■ How to complete this task
Print every record exactly, with nothing added or left out.

■ Records to process
-----
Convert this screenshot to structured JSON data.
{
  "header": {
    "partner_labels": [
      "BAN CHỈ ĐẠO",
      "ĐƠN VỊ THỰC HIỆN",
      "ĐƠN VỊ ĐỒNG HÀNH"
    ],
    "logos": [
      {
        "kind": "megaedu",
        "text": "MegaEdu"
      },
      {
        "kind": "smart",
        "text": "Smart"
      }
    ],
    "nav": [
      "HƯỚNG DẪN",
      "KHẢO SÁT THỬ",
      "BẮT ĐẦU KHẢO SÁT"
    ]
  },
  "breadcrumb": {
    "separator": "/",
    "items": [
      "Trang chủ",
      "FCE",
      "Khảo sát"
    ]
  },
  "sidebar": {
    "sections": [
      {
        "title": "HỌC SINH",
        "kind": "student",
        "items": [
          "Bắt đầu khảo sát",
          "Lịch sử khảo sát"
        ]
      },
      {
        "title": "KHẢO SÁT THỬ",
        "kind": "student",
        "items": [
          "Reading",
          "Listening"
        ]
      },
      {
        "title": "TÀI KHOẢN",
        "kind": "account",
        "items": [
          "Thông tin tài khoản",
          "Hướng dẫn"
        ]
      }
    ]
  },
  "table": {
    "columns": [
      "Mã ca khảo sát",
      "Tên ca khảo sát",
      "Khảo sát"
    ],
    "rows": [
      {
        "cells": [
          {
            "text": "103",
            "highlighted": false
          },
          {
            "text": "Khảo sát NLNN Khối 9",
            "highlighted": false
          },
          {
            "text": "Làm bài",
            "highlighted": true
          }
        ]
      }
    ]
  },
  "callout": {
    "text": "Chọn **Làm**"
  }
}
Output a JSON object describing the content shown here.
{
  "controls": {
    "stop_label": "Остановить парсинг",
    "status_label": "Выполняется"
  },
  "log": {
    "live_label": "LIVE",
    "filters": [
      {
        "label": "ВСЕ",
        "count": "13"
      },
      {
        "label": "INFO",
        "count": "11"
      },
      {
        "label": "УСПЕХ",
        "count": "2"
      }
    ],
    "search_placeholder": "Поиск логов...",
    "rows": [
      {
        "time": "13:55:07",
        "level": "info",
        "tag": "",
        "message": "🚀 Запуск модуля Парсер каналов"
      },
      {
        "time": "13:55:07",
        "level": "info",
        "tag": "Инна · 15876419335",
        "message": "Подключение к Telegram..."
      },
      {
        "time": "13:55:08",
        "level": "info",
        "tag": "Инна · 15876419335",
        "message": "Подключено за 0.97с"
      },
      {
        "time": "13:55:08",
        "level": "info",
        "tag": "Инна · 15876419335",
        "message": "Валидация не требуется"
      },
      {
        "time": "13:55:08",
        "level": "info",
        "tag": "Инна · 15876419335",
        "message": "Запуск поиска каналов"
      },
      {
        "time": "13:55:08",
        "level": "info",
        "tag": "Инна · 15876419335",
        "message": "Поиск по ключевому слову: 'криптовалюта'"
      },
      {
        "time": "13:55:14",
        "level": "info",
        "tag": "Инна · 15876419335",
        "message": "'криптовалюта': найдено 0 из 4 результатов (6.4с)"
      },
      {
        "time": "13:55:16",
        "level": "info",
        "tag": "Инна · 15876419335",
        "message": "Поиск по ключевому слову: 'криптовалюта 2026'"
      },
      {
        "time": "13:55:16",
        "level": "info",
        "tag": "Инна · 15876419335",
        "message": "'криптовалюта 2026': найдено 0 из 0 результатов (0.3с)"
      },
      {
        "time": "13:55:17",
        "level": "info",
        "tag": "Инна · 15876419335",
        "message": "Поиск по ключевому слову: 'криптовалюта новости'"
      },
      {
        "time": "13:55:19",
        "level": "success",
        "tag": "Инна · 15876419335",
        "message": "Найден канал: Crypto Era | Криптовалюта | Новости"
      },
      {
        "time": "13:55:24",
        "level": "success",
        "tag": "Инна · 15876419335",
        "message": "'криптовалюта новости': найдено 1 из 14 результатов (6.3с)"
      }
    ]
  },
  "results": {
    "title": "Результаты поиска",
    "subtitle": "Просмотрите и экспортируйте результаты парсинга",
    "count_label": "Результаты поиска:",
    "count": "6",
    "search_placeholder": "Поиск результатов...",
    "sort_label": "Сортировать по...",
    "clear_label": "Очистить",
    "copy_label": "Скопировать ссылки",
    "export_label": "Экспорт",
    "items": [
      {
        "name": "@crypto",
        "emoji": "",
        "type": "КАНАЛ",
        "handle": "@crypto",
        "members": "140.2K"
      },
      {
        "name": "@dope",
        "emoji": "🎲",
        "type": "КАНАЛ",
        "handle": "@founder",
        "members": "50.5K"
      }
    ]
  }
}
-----
■ Response
Convert this screenshot to structured JSON data.
{
  "header": {
    "partner_labels": [
      "BAN CHỈ ĐẠO",
      "ĐƠN VỊ THỰC HIỆN",
      "ĐƠN VỊ ĐỒNG HÀNH"
    ],
    "logos": [
      {
        "kind": "megaedu",
        "text": "MegaEdu"
      },
      {
        "kind": "smart",
        "text": "Smart"
      }
    ],
    "nav": [
      "HƯỚNG DẪN",
      "KHẢO SÁT THỬ",
      "BẮT ĐẦU KHẢO SÁT"
    ]
  },
  "breadcrumb": {
    "separator": "/",
    "items": [
      "Trang chủ",
      "FCE",
      "Khảo sát"
    ]
  },
  "sidebar": {
    "sections": [
      {
        "title": "HỌC SINH",
        "kind": "student",
        "items": [
          "Bắt đầu khảo sát",
          "Lịch sử khảo sát"
        ]
      },
      {
        "title": "KHẢO SÁT THỬ",
        "kind": "student",
        "items": [
          "Reading",
          "Listening"
        ]
      },
      {
        "title": "TÀI KHOẢN",
        "kind": "account",
        "items": [
          "Thông tin tài khoản",
          "Hướng dẫn"
        ]
      }
    ]
  },
  "table": {
    "columns": [
      "Mã ca khảo sát",
      "Tên ca khảo sát",
      "Khảo sát"
    ],
    "rows": [
      {
        "cells": [
          {
            "text": "103",
            "highlighted": false
          },
          {
            "text": "Khảo sát NLNN Khối 9",
            "highlighted": false
          },
          {
            "text": "Làm bài",
            "highlighted": true
          }
        ]
      }
    ]
  },
  "callout": {
    "text": "Chọn **Làm**"
  }
}
Output a JSON object describing the content shown here.
{
  "controls": {
    "stop_label": "Остановить парсинг",
    "status_label": "Выполняется"
  },
  "log": {
    "live_label": "LIVE",
    "filters": [
      {
        "label": "ВСЕ",
        "count": "13"
      },
      {
        "label": "INFO",
        "count": "11"
      },
      {
        "label": "УСПЕХ",
        "count": "2"
      }
    ],
    "search_placeholder": "Поиск логов...",
    "rows": [
      {
        "time": "13:55:07",
        "level": "info",
        "tag": "",
        "message": "🚀 Запуск модуля Парсер каналов"
      },
      {
        "time": "13:55:07",
        "level": "info",
        "tag": "Инна · 15876419335",
        "message": "Подключение к Telegram..."
      },
      {
        "time": "13:55:08",
        "level": "info",
        "tag": "Инна · 15876419335",
        "message": "Подключено за 0.97с"
      },
      {
        "time": "13:55:08",
        "level": "info",
        "tag": "Инна · 15876419335",
        "message": "Валидация не требуется"
      },
      {
        "time": "13:55:08",
        "level": "info",
        "tag": "Инна · 15876419335",
        "message": "Запуск поиска каналов"
      },
      {
        "time": "13:55:08",
        "level": "info",
        "tag": "Инна · 15876419335",
        "message": "Поиск по ключевому слову: 'криптовалюта'"
      },
      {
        "time": "13:55:14",
        "level": "info",
        "tag": "Инна · 15876419335",
        "message": "'криптовалюта': найдено 0 из 4 результатов (6.4с)"
      },
      {
        "time": "13:55:16",
        "level": "info",
        "tag": "Инна · 15876419335",
        "message": "Поиск по ключевому слову: 'криптовалюта 2026'"
      },
      {
        "time": "13:55:16",
        "level": "info",
        "tag": "Инна · 15876419335",
        "message": "'криптовалюта 2026': найдено 0 из 0 результатов (0.3с)"
      },
      {
        "time": "13:55:17",
        "level": "info",
        "tag": "Инна · 15876419335",
        "message": "Поиск по ключевому слову: 'криптовалюта новости'"
      },
      {
        "time": "13:55:19",
        "level": "success",
        "tag": "Инна · 15876419335",
        "message": "Найден канал: Crypto Era | Криптовалюта | Новости"
      },
      {
        "time": "13:55:24",
        "level": "success",
        "tag": "Инна · 15876419335",
        "message": "'криптовалюта новости': найдено 1 из 14 результатов (6.3с)"
      }
    ]
  },
  "results": {
    "title": "Результаты поиска",
    "subtitle": "Просмотрите и экспортируйте результаты парсинга",
    "count_label": "Результаты поиска:",
    "count": "6",
    "search_placeholder": "Поиск результатов...",
    "sort_label": "Сортировать по...",
    "clear_label": "Очистить",
    "copy_label": "Скопировать ссылки",
    "export_label": "Экспорт",
    "items": [
      {
        "name": "@crypto",
        "emoji": "",
        "type": "КАНАЛ",
        "handle": "@crypto",
        "members": "140.2K"
      },
      {
        "name": "@dope",
        "emoji": "🎲",
        "type": "КАНАЛ",
        "handle": "@founder",
        "members": "50.5K"
      }
    ]
  }
}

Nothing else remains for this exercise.